THE TASK:
If a line of the data below contains the string "JSON", copy it into your answer.

[Data records for software interfaces]
####################

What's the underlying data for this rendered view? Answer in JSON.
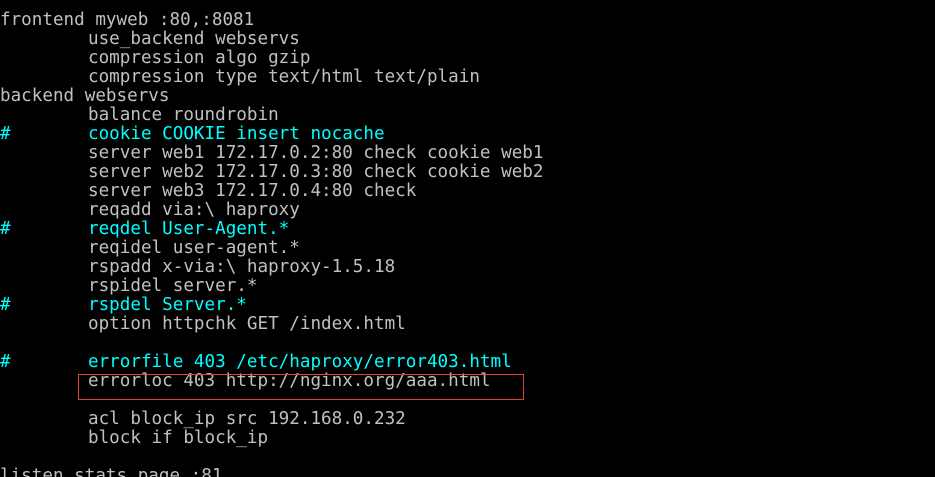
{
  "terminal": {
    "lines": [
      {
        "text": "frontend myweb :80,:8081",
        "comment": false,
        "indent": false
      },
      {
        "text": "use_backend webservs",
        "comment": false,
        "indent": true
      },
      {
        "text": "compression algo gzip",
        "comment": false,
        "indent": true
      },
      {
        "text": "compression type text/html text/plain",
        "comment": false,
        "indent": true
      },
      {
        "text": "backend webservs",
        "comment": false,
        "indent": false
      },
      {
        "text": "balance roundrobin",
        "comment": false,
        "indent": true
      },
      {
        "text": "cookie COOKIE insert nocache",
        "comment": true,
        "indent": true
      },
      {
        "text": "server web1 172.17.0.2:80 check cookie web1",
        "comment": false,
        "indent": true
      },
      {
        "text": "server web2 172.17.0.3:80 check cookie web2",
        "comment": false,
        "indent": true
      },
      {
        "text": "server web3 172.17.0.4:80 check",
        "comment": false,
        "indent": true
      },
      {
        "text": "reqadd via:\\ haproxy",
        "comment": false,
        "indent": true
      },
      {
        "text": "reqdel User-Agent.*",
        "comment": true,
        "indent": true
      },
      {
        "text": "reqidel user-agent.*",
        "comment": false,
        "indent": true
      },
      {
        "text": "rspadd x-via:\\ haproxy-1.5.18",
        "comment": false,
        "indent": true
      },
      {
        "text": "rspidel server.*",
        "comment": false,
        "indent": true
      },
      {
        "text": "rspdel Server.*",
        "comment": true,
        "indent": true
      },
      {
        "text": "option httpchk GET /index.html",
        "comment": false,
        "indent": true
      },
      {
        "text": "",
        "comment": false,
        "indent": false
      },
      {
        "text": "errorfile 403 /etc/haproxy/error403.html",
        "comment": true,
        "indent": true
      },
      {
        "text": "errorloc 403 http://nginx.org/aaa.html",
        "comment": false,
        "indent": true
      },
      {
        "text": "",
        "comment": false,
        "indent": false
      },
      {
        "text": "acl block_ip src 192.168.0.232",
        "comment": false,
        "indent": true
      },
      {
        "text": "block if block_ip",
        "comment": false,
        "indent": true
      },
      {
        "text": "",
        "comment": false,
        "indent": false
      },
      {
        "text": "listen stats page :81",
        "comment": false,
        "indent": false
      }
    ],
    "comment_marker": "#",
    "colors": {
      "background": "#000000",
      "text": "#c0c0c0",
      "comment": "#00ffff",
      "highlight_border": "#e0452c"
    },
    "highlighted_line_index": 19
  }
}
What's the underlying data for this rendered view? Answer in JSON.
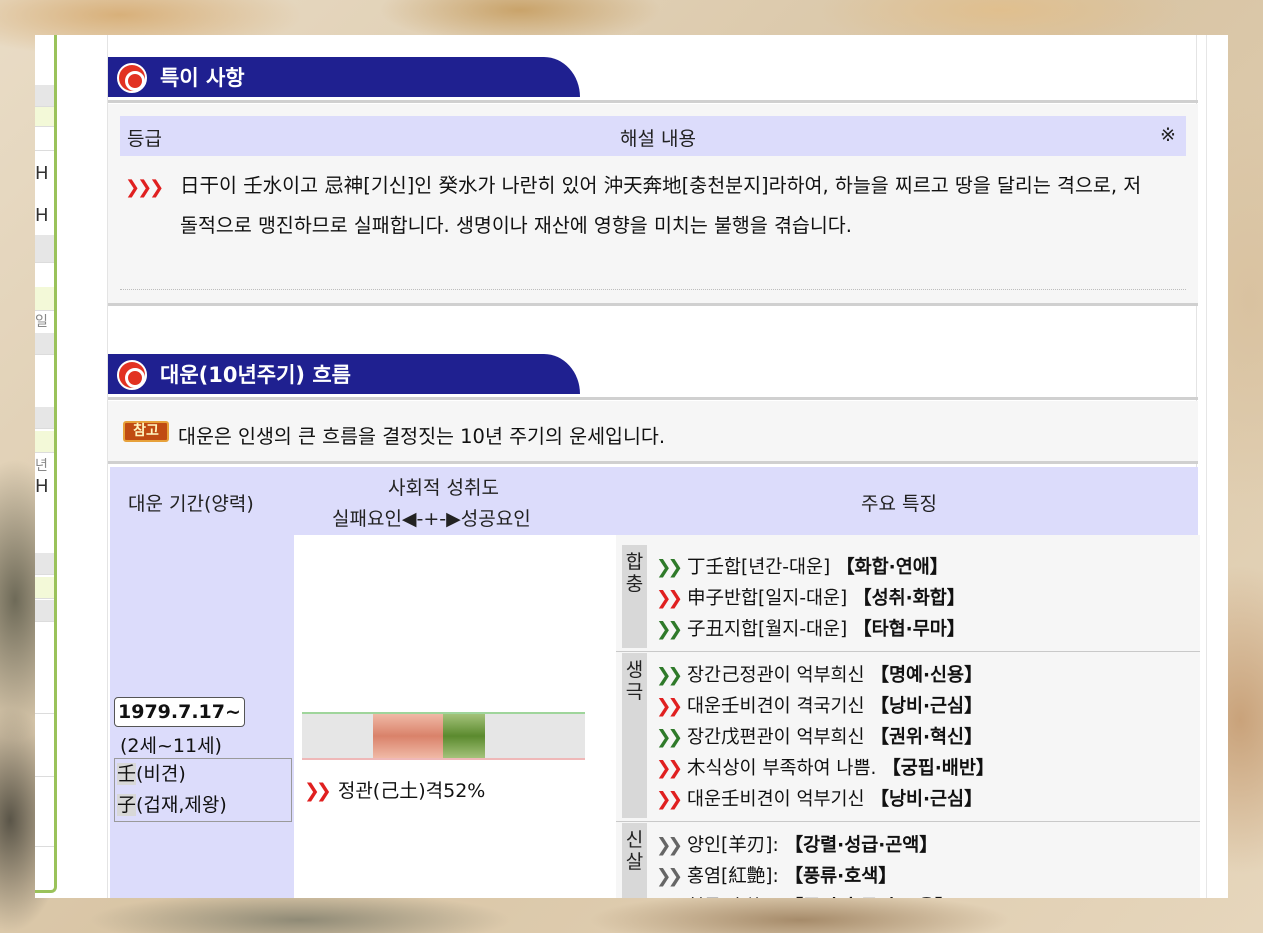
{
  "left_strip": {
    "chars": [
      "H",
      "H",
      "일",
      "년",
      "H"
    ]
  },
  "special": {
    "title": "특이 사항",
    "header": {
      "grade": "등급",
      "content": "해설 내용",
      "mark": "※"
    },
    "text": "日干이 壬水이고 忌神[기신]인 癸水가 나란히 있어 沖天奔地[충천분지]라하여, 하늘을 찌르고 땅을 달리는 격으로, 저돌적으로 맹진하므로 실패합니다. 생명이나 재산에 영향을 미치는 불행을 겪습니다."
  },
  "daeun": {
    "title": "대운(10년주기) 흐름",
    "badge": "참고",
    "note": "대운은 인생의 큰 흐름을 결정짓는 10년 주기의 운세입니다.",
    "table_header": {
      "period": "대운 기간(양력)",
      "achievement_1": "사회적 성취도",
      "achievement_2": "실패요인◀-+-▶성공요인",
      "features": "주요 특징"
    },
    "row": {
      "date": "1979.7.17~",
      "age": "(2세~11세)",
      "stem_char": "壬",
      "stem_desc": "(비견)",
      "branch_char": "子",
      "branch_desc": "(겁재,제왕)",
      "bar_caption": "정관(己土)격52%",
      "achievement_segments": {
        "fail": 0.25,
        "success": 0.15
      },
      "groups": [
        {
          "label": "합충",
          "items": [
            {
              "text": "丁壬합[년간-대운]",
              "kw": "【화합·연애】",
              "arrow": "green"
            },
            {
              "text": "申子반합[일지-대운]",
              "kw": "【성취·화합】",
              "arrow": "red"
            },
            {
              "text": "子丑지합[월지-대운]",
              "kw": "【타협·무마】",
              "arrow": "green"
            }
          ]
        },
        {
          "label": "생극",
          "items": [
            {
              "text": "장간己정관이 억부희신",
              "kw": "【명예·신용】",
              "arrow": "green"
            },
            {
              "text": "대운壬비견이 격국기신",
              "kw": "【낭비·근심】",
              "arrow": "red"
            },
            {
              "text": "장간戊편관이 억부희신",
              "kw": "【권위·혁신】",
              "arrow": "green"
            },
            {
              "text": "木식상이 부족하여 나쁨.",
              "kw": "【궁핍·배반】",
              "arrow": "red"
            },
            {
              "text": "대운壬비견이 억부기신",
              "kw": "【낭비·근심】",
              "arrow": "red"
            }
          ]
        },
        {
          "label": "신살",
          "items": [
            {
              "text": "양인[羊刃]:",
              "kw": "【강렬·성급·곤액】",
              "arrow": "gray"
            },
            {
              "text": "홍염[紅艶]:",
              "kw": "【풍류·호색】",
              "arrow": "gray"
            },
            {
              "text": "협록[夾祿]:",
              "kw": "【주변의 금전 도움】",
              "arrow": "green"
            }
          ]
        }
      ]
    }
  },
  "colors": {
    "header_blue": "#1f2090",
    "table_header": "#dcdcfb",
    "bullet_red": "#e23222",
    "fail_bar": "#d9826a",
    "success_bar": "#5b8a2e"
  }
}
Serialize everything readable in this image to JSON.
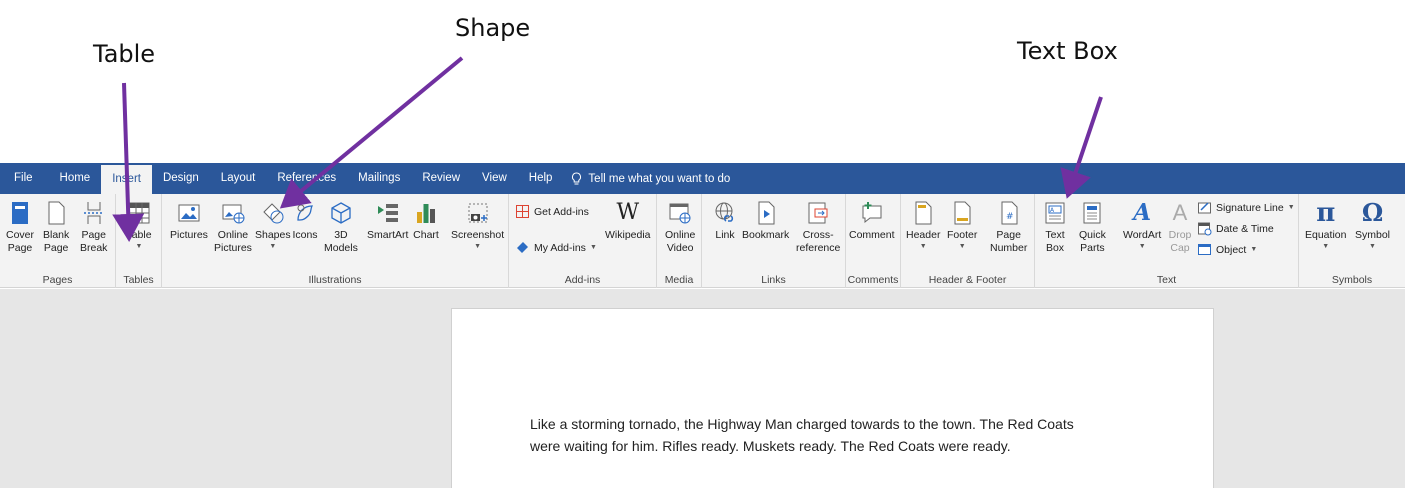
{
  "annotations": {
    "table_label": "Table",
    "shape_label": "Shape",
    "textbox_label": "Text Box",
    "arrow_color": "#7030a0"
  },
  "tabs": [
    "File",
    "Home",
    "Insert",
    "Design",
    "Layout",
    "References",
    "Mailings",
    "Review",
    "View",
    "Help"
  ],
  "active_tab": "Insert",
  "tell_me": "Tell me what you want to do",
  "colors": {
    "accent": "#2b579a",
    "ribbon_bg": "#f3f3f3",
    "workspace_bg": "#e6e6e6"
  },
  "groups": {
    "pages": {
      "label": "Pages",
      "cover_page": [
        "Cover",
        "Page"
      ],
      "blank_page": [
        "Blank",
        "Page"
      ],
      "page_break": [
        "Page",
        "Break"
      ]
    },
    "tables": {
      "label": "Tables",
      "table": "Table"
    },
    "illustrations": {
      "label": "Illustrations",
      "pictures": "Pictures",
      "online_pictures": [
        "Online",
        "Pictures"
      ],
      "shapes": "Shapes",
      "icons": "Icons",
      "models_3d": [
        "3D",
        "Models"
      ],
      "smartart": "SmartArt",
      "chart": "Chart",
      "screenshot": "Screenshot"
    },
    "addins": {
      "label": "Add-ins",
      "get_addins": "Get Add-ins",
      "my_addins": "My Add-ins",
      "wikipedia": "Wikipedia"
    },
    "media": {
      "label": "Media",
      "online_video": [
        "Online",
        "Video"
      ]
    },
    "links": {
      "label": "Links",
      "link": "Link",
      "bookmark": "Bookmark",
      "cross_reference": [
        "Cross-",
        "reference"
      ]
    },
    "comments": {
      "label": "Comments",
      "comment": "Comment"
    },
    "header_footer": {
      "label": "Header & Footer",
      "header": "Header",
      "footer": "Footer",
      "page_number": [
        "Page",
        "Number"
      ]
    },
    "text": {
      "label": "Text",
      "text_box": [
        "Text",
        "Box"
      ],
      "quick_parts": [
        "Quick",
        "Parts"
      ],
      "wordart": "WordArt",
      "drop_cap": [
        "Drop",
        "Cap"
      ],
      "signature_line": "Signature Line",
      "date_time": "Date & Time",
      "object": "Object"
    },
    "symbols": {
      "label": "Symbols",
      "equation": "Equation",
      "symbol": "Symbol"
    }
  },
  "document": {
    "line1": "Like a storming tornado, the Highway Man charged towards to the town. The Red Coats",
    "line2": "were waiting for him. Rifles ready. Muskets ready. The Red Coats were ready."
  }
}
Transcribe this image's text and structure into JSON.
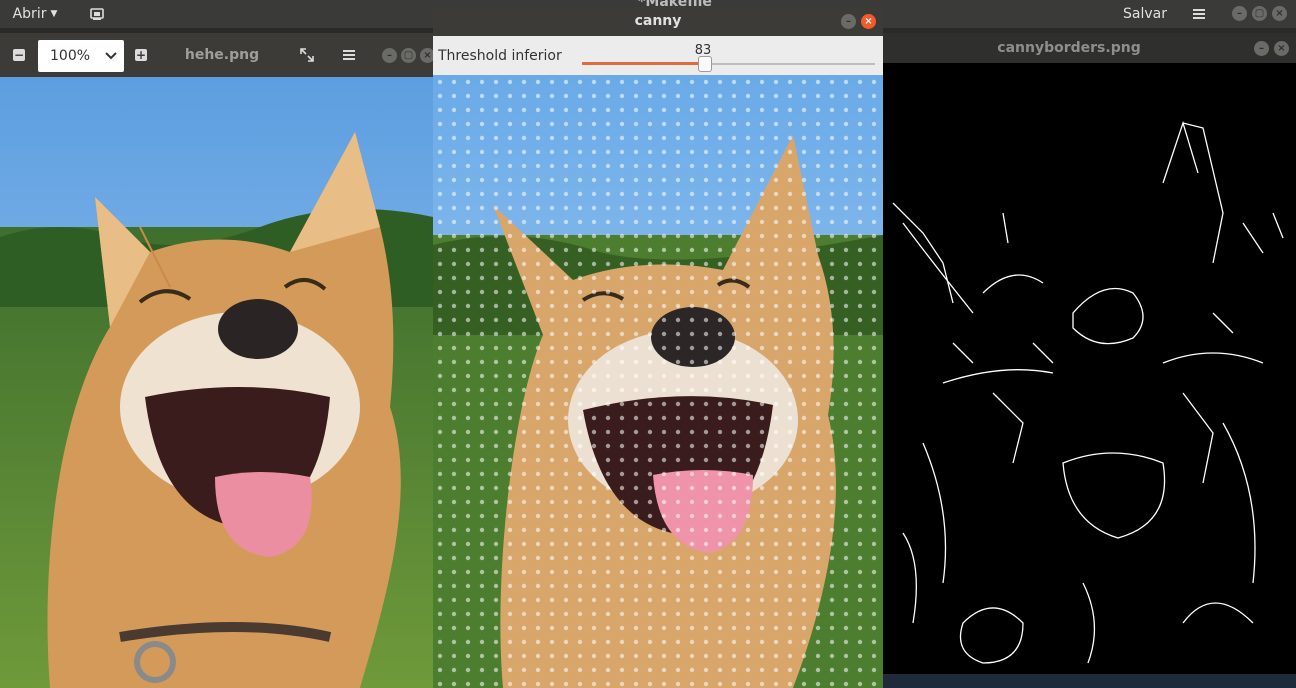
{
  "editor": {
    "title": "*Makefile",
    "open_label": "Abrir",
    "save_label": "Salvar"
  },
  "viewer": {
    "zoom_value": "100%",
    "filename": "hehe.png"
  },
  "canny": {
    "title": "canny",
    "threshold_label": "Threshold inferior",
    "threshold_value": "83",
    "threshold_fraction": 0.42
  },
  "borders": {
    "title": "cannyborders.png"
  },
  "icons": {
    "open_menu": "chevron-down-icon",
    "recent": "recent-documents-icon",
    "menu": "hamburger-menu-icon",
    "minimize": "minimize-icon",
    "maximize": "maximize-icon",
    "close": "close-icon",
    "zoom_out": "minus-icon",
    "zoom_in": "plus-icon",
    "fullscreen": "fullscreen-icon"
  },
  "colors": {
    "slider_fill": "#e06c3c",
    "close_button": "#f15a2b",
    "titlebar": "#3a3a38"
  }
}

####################

EXERCISE OUTPUT:
What's the underlying data for this rendered view? Answer in JSON.
What's the underlying data for this rendered view? Answer in JSON.
Serialize everything readable in this image to JSON.
Transcribe this image's text and structure into JSON.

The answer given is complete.